[About this task]
Go through the lines below and copy each one that holds the string "video".
#### Data supplied
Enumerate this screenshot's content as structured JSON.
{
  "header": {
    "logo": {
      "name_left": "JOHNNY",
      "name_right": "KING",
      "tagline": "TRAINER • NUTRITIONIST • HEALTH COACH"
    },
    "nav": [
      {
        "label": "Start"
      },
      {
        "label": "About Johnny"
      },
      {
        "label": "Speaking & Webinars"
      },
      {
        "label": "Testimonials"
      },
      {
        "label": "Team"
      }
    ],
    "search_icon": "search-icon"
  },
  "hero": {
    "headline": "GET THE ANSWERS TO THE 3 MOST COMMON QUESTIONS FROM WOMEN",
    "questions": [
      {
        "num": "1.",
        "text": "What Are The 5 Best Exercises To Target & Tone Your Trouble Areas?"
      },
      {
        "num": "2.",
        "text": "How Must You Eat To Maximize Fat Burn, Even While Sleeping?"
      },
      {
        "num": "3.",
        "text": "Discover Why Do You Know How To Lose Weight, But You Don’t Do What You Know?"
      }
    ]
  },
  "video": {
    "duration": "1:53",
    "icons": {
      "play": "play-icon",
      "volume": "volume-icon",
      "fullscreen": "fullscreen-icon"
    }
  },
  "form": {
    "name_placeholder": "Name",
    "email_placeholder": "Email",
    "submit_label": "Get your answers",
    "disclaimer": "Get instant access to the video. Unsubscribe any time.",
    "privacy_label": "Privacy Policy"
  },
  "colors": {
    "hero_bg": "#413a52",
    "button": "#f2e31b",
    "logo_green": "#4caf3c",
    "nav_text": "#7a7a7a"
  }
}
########
[Answer to this exercise]
  "video": {
    "disclaimer": "Get instant access to the video. Unsubscribe any time.",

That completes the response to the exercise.